Three keys to employee engagement
This is possibly one of the most important challenges facing today's leaders.
Employee engagement is about your people's psychological investment in their work. The degree to which their positive or negative feelings about their job, colleagues and employer influences their willingness to perform and learn at work.
According to the famous 2018 Gallup study, less than a quarter (24%) of Australian employees are engaged at work. In case you haven't seen that statistic before, here it is again:
Only 24% of Australian employees are engaged.
Research shows that employee engagement fuels productivity, efficiency and business performance; reduces turnover; drives profits and also has a positive impact on customer retention.
Highly engaged employees tend to stay longer in their jobs. They're also advocates and will say positive things about their employer and workplace.
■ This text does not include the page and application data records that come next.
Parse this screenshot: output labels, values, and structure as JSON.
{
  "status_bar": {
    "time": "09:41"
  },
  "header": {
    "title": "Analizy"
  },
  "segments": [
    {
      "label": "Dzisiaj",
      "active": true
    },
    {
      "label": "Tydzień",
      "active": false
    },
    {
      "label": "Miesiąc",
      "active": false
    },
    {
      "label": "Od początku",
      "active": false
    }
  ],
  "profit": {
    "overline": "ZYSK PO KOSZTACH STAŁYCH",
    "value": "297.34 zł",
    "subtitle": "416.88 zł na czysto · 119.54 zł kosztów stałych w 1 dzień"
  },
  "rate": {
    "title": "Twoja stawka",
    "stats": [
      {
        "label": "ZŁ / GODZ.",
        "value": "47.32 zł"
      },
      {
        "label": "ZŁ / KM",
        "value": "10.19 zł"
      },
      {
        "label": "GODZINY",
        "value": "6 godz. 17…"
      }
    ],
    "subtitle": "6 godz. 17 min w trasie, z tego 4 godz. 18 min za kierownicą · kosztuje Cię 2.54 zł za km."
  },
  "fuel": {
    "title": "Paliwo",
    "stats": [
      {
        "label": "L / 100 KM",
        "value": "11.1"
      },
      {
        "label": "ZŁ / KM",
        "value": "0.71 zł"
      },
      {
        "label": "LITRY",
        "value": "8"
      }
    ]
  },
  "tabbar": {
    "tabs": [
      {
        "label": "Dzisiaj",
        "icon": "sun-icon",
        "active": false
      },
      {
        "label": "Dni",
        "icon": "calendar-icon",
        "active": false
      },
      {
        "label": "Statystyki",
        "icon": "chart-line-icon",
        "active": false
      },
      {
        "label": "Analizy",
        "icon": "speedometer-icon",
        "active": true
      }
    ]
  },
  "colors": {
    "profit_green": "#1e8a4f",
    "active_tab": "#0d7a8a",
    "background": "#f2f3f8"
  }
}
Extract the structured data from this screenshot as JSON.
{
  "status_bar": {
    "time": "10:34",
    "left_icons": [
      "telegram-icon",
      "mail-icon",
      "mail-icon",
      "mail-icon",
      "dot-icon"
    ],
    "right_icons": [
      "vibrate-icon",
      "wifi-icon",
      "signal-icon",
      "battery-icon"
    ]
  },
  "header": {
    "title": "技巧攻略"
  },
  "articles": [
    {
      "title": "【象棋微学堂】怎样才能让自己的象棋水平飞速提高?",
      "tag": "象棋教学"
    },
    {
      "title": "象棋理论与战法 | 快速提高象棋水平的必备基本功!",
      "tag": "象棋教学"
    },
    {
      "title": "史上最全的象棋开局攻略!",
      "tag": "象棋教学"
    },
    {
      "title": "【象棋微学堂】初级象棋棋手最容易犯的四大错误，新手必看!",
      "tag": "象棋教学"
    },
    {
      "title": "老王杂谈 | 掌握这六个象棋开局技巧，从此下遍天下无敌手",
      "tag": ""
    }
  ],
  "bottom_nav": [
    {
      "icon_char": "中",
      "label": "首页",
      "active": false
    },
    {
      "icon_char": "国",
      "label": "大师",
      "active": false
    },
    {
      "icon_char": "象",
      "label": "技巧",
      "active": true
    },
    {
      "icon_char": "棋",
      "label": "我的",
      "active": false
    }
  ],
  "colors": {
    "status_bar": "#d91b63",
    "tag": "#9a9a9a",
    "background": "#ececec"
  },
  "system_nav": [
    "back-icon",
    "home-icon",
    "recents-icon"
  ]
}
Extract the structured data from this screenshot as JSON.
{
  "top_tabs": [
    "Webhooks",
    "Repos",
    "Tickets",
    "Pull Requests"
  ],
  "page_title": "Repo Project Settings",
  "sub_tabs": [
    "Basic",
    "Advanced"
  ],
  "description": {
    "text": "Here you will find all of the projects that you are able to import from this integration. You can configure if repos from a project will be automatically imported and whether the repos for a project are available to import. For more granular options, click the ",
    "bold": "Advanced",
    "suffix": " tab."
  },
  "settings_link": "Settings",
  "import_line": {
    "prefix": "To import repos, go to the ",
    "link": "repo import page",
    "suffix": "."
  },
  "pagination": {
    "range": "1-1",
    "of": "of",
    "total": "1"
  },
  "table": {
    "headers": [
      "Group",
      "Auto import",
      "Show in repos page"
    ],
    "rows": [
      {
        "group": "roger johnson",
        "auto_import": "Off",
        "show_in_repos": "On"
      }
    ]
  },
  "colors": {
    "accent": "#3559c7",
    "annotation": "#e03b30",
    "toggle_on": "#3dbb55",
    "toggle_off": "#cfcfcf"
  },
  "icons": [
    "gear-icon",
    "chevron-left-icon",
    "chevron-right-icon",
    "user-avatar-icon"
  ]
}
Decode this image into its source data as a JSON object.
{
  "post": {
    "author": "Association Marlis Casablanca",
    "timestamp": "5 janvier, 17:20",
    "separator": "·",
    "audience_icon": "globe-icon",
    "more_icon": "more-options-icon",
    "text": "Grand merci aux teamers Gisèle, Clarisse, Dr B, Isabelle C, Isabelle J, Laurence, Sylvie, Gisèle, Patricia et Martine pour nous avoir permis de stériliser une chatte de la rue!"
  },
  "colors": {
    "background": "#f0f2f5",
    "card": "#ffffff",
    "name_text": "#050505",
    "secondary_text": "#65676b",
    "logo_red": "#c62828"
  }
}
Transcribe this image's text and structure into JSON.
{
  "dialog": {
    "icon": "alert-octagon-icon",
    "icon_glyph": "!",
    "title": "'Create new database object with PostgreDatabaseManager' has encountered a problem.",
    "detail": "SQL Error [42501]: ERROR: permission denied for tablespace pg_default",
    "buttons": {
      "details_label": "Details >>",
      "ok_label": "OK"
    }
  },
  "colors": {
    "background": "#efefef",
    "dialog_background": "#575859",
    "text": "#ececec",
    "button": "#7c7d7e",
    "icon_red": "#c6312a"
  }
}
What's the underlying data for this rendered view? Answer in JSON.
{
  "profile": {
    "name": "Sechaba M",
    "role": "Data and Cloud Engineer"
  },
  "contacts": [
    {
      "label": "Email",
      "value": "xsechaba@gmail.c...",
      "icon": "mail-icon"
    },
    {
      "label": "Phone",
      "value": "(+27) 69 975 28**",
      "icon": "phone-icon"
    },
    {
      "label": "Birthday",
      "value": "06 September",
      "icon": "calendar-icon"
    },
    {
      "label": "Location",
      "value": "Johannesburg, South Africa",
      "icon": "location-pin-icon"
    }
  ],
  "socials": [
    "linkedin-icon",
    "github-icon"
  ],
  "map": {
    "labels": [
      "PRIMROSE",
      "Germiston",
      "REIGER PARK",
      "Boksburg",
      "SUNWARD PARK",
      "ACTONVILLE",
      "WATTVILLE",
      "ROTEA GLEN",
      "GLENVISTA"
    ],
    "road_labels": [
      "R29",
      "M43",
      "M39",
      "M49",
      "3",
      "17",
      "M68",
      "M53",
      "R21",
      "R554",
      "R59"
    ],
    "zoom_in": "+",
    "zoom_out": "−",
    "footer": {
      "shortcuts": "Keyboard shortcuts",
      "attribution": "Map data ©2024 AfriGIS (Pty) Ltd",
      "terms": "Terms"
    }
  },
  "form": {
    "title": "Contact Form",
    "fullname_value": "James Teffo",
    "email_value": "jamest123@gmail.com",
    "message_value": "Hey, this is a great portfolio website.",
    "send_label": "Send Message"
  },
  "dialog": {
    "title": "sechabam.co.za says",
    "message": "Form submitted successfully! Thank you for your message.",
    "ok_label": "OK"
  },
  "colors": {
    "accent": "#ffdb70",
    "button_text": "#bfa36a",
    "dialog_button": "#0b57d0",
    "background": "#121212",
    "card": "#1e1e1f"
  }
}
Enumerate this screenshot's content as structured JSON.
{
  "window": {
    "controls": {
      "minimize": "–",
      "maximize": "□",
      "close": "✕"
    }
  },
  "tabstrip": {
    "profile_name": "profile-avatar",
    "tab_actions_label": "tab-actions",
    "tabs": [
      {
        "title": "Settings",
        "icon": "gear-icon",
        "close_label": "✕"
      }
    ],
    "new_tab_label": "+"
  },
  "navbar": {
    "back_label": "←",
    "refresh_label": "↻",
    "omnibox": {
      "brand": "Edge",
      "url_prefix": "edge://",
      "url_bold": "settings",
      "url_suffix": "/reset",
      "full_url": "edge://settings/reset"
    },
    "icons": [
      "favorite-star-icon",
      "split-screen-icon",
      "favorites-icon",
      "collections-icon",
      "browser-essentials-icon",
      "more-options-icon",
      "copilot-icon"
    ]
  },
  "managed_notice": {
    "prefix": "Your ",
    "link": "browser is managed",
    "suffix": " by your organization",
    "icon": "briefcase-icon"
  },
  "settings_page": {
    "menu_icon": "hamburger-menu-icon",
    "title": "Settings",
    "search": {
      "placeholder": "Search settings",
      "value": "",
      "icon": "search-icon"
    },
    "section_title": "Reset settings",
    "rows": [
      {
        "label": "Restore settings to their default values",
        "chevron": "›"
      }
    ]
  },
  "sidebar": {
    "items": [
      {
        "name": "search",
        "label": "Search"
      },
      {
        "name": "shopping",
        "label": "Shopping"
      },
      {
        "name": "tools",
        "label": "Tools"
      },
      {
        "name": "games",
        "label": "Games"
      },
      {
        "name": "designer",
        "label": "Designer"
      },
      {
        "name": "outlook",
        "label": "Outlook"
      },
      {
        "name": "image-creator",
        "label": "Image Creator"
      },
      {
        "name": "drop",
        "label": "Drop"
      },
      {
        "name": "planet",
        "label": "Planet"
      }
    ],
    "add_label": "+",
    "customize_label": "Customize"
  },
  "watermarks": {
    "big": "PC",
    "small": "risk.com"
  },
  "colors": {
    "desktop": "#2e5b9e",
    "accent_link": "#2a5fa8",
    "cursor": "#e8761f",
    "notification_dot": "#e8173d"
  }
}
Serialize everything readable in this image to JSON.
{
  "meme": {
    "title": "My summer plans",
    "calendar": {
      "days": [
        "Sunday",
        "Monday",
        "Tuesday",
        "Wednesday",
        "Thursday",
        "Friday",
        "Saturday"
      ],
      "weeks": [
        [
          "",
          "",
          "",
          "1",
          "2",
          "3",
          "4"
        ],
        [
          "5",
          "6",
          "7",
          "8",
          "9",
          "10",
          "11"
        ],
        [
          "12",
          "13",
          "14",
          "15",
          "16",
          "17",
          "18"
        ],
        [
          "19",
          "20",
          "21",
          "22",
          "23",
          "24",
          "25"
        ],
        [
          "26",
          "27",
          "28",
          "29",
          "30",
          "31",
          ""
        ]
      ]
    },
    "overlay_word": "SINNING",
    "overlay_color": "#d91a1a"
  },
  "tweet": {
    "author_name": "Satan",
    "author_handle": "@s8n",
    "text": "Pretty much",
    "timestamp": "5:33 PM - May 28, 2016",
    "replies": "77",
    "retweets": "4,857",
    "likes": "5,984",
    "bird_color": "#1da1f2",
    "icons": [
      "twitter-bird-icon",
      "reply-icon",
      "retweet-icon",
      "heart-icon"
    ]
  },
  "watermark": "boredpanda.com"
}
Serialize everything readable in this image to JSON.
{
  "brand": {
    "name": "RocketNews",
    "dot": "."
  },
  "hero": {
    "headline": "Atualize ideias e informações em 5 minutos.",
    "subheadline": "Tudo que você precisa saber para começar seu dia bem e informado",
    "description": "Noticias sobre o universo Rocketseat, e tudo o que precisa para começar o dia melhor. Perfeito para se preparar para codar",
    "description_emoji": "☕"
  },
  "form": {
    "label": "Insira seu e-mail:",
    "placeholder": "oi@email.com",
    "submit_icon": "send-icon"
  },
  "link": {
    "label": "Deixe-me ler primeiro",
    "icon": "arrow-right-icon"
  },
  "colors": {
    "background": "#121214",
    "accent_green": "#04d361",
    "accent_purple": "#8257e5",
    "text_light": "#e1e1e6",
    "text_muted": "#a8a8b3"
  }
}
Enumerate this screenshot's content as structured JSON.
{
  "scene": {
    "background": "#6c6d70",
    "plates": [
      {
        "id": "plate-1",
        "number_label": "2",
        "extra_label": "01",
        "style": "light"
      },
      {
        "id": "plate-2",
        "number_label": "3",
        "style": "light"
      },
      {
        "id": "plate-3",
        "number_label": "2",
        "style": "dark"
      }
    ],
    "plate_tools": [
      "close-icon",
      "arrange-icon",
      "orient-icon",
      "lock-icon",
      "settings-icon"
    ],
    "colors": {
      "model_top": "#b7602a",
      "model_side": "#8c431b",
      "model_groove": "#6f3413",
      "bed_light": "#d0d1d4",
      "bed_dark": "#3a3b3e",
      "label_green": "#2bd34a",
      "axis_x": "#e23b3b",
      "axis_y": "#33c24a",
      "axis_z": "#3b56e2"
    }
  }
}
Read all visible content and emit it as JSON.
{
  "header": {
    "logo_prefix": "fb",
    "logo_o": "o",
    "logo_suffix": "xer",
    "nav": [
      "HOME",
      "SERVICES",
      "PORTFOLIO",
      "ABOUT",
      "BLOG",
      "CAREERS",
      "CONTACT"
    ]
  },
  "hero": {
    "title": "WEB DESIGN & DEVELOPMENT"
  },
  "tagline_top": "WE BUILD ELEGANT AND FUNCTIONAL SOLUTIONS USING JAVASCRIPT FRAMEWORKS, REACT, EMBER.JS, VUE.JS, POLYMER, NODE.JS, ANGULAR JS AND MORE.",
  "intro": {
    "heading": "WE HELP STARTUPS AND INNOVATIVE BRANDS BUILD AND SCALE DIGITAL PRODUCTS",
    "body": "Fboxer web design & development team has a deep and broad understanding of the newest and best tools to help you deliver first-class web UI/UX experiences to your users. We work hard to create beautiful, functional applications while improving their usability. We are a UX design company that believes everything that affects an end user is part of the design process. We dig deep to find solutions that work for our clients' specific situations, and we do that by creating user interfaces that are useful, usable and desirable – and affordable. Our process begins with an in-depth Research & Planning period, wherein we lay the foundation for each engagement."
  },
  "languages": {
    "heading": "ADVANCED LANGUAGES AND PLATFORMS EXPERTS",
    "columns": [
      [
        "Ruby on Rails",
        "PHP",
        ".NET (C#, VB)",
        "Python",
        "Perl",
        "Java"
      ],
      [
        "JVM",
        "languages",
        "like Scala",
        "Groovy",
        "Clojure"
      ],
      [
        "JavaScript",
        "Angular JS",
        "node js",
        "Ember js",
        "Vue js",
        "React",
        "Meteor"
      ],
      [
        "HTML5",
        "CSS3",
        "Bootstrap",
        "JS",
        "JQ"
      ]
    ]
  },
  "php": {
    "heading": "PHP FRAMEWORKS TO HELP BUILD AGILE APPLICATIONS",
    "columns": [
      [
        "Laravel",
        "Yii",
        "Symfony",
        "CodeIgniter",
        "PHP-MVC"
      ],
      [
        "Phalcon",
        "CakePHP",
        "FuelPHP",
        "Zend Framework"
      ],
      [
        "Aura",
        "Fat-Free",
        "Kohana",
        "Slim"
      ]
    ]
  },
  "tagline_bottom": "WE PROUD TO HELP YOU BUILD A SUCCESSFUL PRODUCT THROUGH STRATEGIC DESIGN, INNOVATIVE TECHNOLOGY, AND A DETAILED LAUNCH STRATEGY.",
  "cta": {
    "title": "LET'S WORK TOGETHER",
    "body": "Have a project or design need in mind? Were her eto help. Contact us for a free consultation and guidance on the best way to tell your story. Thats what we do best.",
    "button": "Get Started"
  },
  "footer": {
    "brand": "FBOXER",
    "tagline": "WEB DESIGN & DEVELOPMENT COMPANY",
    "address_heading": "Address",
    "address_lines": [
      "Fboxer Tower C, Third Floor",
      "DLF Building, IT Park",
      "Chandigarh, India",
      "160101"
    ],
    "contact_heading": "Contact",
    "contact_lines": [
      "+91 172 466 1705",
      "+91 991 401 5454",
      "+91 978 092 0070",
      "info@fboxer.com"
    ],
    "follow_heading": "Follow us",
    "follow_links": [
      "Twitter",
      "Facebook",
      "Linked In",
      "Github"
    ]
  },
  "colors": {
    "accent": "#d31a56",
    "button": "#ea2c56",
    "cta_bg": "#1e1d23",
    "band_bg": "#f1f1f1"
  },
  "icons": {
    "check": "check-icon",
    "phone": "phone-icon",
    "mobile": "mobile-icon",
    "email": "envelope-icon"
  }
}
Critically, they're more motivated and likely to strive to help the organisation succeed.
Engagement and motivation are closely linked.
Perhaps one of the most interesting and impactful perspectives on what motivates us is that of bestselling author and speaker on business, work and human behaviour, Daniel Pink.
Pink writes that human motivation is largely intrinsic and has three main drivers: Autonomy, mastery and purpose.
Autonomy is the urge to direct our own lives.
Pink says people don't engage when they are being 'managed'. Of course, he's right. People engage when they are given the opportunity to be self-directed. If you've worked with a leader who has a true coaching style, you'll know the joy and powerful impact of autonomy.
Mastery is our desire to get better at something that matters.
Think about it. Every interview or performance review you've ever done has probably featured one or more of the following phrases: Career development, progression, learn, grow, next step, new skills. This is human nature - your employees want to feel a sense of mastery.
Purpose is the yearning to do what we do in the service of something larger than ourselves.
Pink talks about two types of purpose. The type with a capital 'P' is about making a difference in the world, while purpose with a little 'p' is about making a contribution. Both types of purpose are motivating.
Although Pink first wrote about purpose a decade ago, it's only recently that the concept of purpose has come into clear focus as part of the talent recruitment and engagement landscape.
While the 'what' and 'how' of our work is important, the 'why' could be the difference between a happy, motivated employee and someone who's just plodding along.
3 quick tips for leaders to improve employee engagement.
Your employees don't want you to 'manage'. They want to have a degree of freedom and the opportunity to determine their own outcomes (otherwise known as autonomy).
Don't make your people wait until annual appraisal time to feel a sense of mastery. Give continuous feedback and offer new/greater opportunities and scope (even if in small doses) as often as you can.
Purpose and meaning matter - and is not something reserved for charities and social enterprises. Share the 'big picture' with your people as much and as often as you can. The more they know about the 'why' of what they're doing, the more motivated and engaged they'll be - which is good for them - and good for business.